→ **What the task asks**: From the records below, copy each line in which the string "name" occurs.

********************

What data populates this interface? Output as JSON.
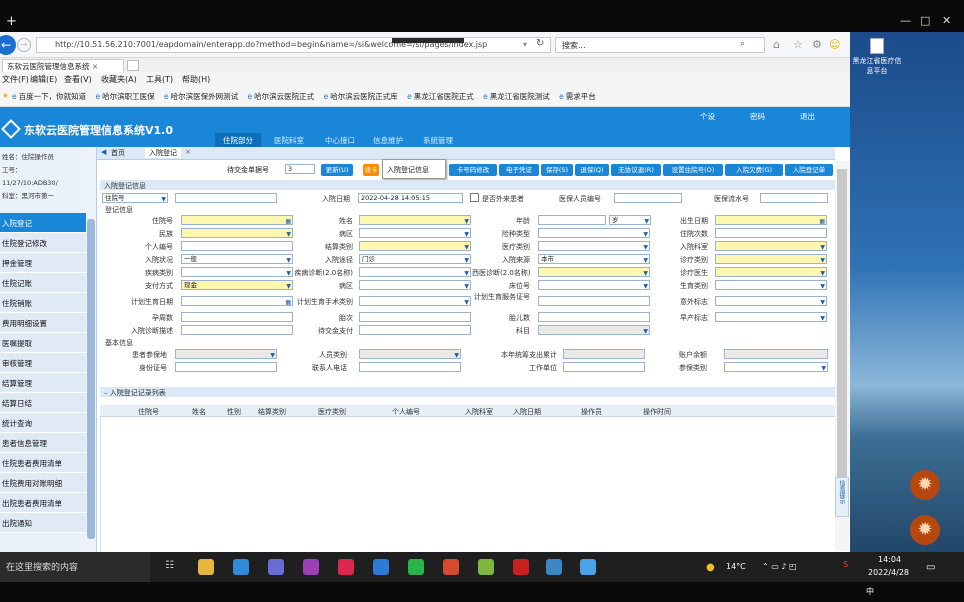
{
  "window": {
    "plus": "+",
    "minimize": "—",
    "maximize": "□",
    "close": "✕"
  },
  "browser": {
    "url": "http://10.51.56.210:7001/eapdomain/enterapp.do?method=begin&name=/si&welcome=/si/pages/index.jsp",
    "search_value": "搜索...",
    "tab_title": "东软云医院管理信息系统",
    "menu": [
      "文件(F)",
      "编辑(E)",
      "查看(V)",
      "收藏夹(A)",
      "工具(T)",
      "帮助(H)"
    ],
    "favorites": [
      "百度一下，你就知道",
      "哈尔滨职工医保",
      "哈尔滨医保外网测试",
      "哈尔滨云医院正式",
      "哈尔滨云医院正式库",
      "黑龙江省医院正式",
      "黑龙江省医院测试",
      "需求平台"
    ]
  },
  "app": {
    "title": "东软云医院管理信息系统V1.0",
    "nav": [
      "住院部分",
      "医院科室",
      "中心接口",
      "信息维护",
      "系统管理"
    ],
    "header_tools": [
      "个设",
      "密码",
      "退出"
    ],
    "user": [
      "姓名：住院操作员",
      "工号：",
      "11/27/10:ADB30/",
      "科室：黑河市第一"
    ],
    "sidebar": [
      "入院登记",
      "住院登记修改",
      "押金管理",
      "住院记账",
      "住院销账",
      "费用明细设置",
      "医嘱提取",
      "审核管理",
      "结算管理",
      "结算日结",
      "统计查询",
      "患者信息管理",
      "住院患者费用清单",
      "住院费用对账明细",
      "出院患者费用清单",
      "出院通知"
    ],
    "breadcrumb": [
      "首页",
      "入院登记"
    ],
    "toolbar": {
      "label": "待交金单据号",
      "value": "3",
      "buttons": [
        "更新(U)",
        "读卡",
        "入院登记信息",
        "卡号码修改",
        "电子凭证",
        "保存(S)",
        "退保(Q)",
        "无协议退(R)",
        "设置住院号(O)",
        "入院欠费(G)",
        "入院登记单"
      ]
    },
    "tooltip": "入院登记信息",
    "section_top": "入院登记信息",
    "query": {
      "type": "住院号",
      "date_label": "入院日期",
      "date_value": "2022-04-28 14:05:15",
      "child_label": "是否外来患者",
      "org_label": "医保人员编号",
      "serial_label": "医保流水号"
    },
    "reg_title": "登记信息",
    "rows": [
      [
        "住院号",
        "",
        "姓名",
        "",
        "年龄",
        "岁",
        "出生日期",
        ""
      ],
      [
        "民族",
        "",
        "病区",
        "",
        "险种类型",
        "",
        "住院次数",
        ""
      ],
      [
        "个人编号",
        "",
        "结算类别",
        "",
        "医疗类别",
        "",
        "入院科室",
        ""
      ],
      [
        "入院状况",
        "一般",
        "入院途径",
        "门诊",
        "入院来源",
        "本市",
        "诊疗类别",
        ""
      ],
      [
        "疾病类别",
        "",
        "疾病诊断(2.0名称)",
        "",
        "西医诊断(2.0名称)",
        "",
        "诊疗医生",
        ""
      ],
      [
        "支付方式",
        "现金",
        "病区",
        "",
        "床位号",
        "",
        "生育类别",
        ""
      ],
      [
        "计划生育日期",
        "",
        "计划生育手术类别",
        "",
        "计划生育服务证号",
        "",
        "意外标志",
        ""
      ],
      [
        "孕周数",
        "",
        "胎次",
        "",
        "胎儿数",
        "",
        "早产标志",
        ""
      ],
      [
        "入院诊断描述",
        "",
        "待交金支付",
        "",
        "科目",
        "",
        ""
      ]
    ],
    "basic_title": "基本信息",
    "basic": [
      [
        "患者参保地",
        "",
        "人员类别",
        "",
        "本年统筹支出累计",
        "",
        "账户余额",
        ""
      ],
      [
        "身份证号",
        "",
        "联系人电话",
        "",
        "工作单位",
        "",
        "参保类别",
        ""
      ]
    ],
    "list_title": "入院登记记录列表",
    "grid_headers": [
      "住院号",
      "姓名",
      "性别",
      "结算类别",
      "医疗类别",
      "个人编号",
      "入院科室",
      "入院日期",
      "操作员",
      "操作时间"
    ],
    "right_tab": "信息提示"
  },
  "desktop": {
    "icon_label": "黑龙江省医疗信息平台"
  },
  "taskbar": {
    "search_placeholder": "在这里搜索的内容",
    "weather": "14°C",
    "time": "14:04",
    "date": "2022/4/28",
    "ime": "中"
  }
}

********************

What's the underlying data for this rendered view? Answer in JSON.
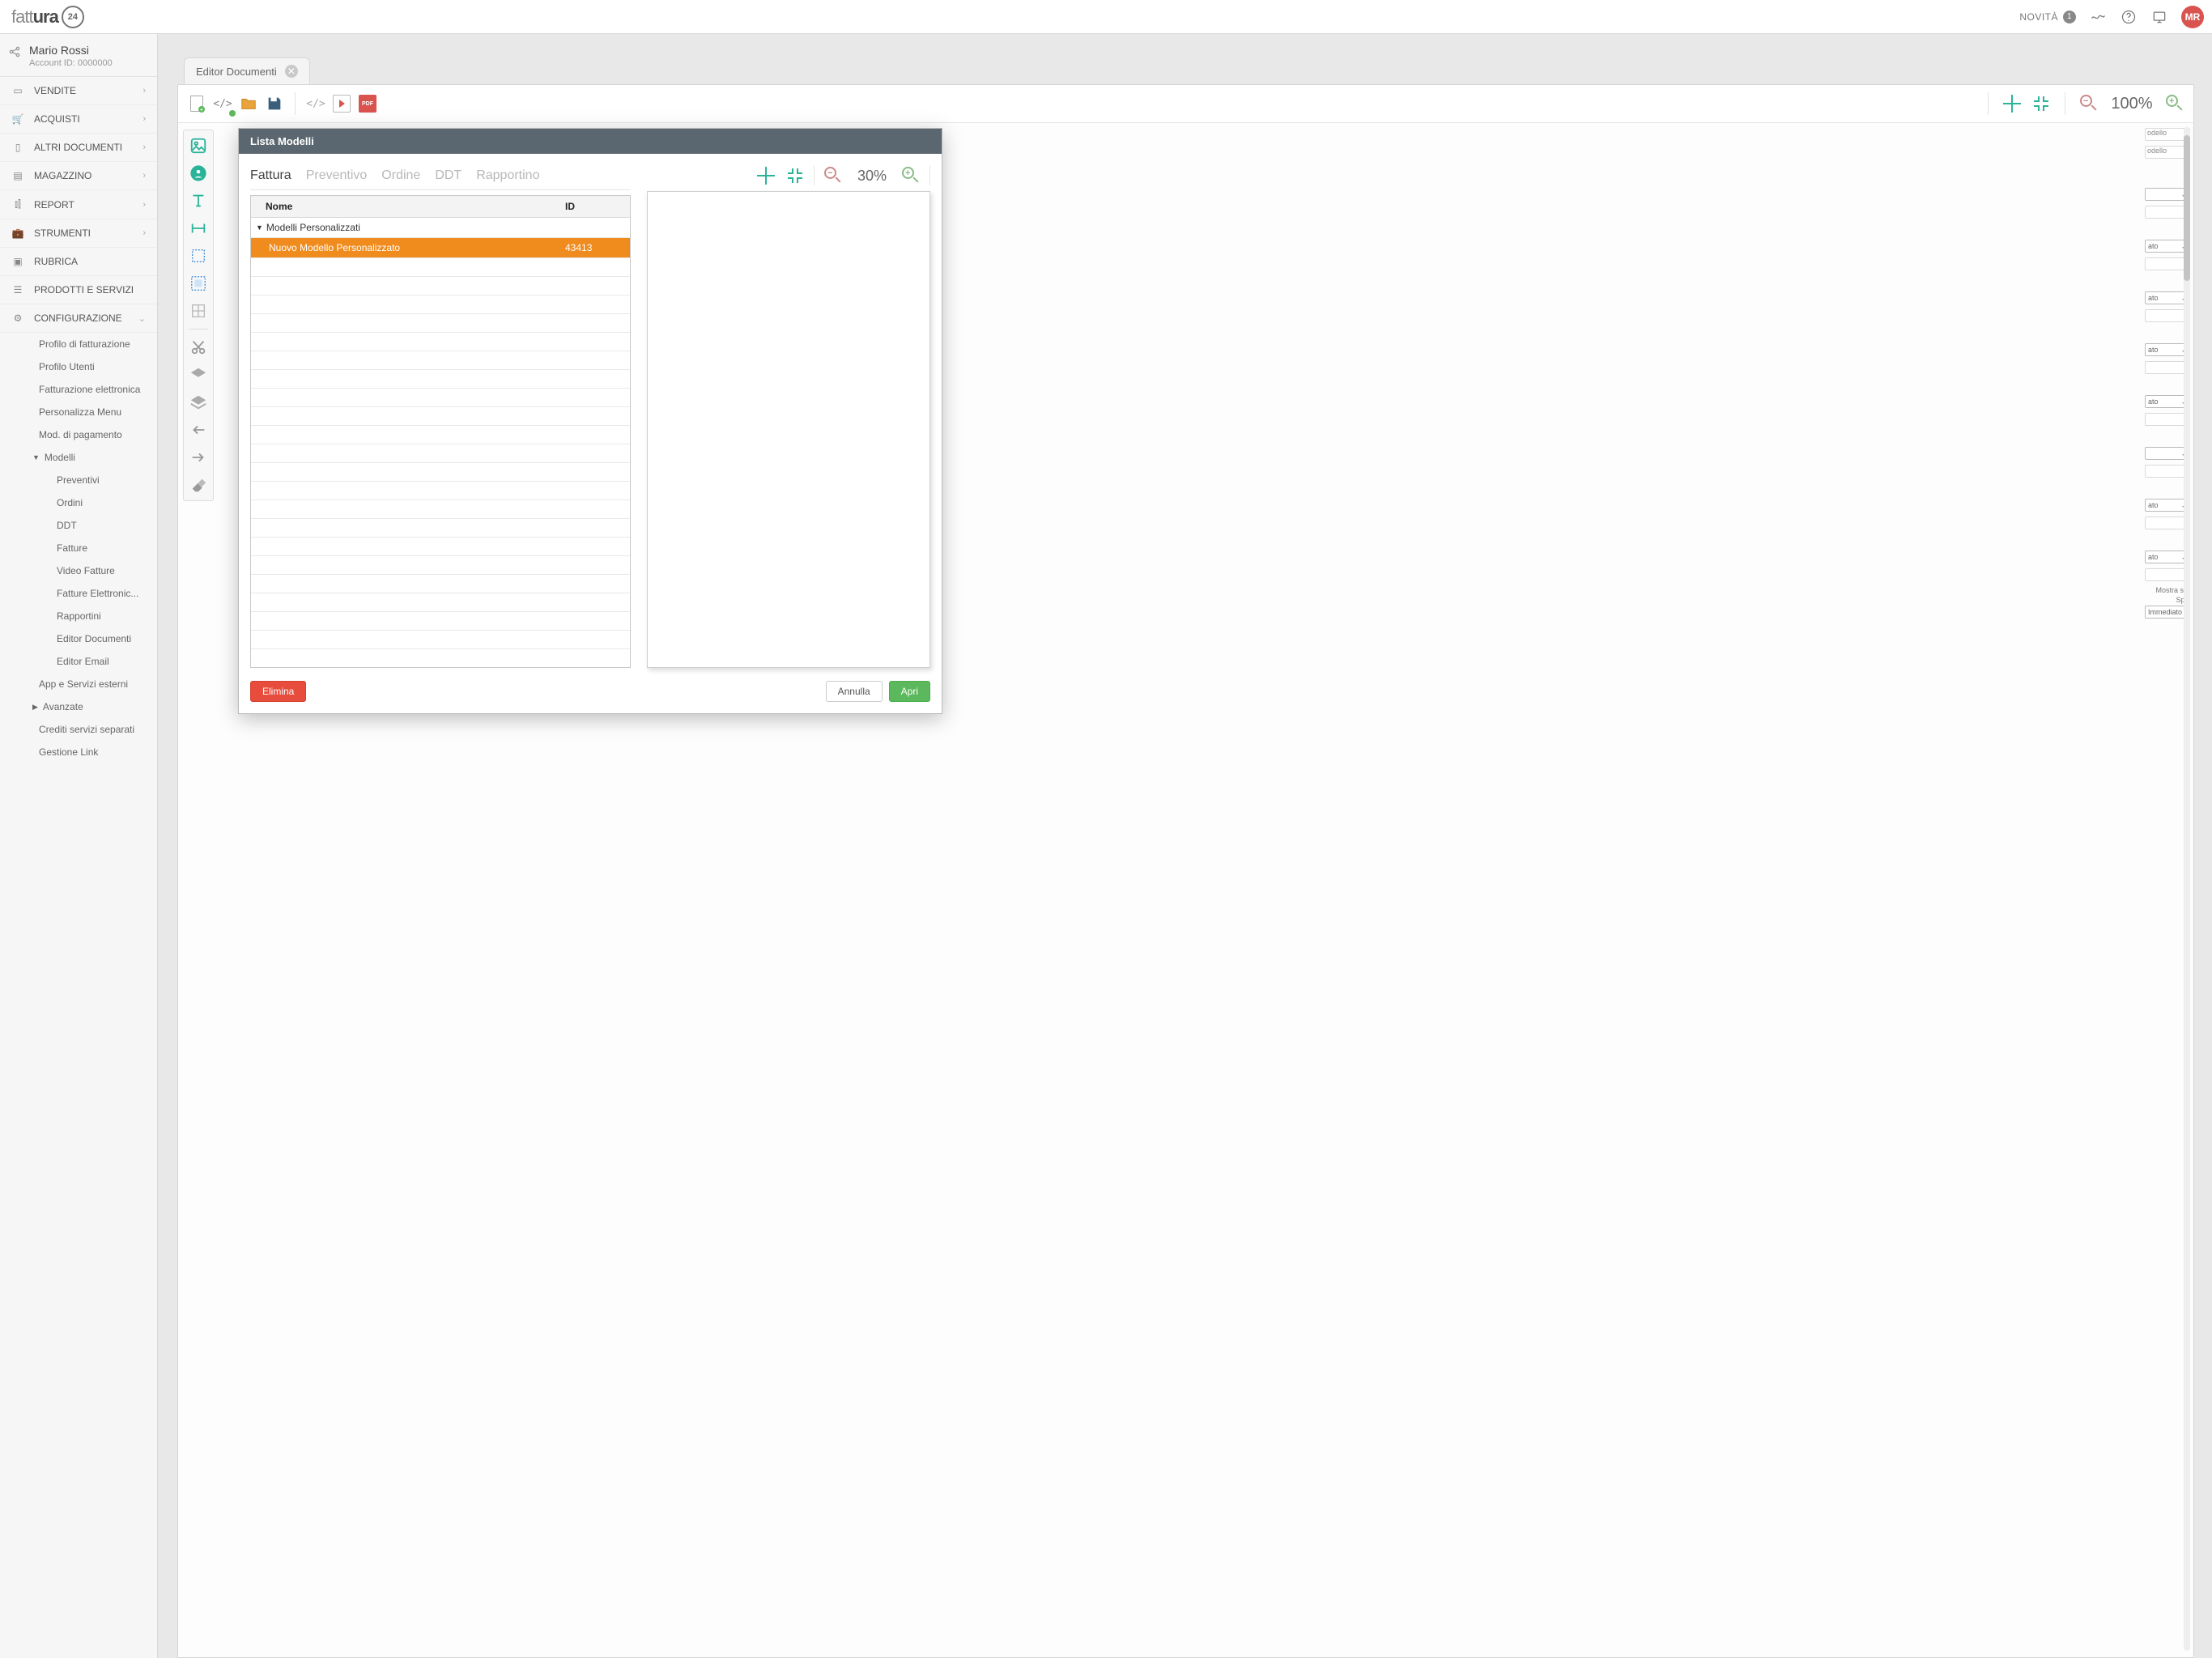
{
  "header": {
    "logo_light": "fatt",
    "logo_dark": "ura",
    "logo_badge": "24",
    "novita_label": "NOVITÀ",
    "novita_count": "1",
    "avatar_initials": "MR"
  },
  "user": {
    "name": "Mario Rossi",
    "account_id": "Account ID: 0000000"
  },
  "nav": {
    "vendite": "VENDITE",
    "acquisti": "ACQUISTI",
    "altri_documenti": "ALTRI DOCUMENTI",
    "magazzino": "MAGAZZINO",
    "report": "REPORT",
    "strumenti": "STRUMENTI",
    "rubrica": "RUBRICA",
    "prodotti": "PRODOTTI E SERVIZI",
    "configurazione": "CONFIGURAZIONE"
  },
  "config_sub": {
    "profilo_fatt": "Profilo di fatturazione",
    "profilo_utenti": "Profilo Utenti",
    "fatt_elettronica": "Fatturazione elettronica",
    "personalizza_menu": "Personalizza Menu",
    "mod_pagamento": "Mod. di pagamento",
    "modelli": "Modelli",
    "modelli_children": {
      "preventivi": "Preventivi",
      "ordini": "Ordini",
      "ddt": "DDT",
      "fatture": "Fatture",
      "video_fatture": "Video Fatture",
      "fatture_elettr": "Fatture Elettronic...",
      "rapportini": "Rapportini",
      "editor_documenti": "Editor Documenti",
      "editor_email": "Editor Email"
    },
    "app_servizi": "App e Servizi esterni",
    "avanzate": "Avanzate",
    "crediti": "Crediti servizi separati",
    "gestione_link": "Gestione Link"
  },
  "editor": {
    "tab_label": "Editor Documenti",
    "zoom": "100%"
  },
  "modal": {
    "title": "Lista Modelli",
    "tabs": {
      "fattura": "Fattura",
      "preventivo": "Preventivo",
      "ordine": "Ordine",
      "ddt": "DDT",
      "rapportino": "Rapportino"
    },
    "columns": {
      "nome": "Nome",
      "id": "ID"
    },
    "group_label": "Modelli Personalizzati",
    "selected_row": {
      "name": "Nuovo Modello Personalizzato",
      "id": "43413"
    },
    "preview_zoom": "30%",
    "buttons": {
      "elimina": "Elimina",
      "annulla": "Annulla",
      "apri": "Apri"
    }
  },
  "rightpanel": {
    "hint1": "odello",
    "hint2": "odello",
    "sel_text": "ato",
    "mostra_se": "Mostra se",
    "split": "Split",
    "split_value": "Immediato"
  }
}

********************

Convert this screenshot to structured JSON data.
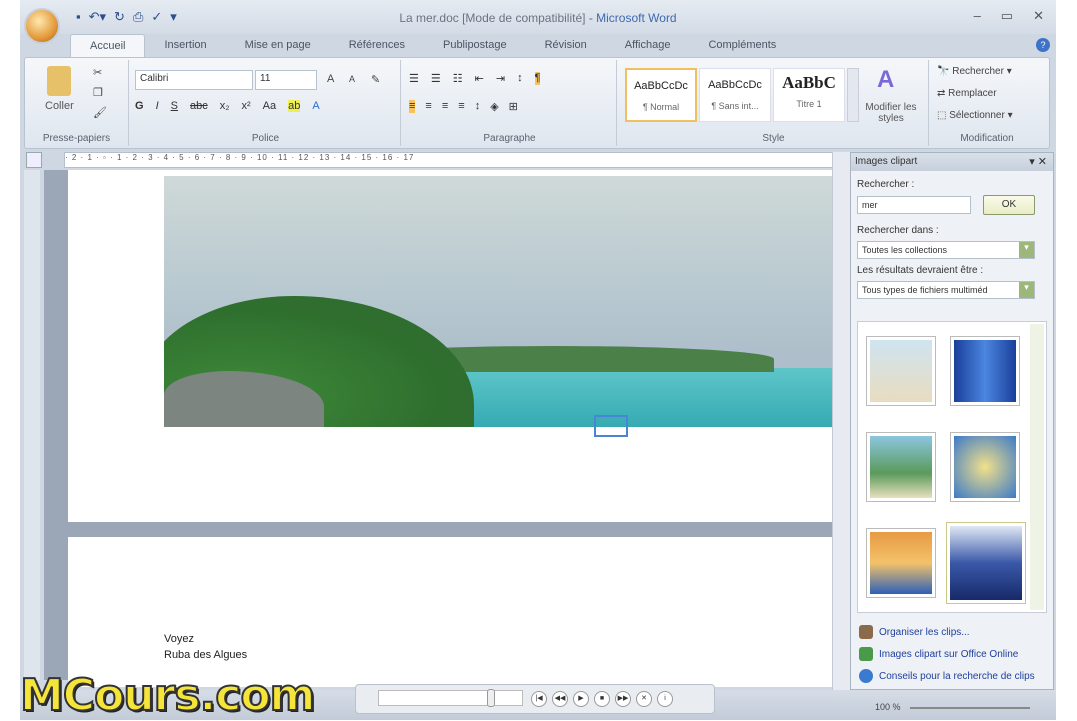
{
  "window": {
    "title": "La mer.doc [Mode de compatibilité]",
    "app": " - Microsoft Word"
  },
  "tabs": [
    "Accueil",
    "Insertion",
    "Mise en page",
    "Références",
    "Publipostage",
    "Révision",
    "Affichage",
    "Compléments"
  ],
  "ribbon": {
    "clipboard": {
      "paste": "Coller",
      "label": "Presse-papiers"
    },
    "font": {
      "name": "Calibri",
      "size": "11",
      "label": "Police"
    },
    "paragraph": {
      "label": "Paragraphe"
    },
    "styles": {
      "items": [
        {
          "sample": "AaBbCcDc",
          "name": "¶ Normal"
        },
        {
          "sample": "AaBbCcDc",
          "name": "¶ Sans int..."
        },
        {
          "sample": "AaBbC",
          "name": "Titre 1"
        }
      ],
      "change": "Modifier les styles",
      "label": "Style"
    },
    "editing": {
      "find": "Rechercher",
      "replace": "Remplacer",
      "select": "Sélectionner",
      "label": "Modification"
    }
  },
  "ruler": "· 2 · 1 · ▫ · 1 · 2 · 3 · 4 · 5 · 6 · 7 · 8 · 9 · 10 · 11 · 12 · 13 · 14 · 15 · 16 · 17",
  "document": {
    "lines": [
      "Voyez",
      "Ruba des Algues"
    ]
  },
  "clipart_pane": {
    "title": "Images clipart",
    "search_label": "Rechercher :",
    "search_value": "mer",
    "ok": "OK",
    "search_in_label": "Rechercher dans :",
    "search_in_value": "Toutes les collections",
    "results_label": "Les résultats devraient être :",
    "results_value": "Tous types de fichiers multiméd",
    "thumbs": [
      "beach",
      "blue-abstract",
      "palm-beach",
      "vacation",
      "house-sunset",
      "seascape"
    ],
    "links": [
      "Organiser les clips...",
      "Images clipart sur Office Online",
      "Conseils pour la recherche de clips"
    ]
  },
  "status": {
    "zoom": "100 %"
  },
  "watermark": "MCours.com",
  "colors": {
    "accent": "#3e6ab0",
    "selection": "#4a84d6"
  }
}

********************

→ **Finished exercise**:
    "url": "http://10.51.56.210:7001/eapdomain/enterapp.do?method=begin&name=/si&welcome=/si/pages/index.jsp",
    "name": "Mario Rossi",
      "name": "Nuovo Modello Personalizzato",
      "name": "Calibri",
          "name": "¶ Normal"
          "name": "¶ Sans int..."
          "name": "Titre 1"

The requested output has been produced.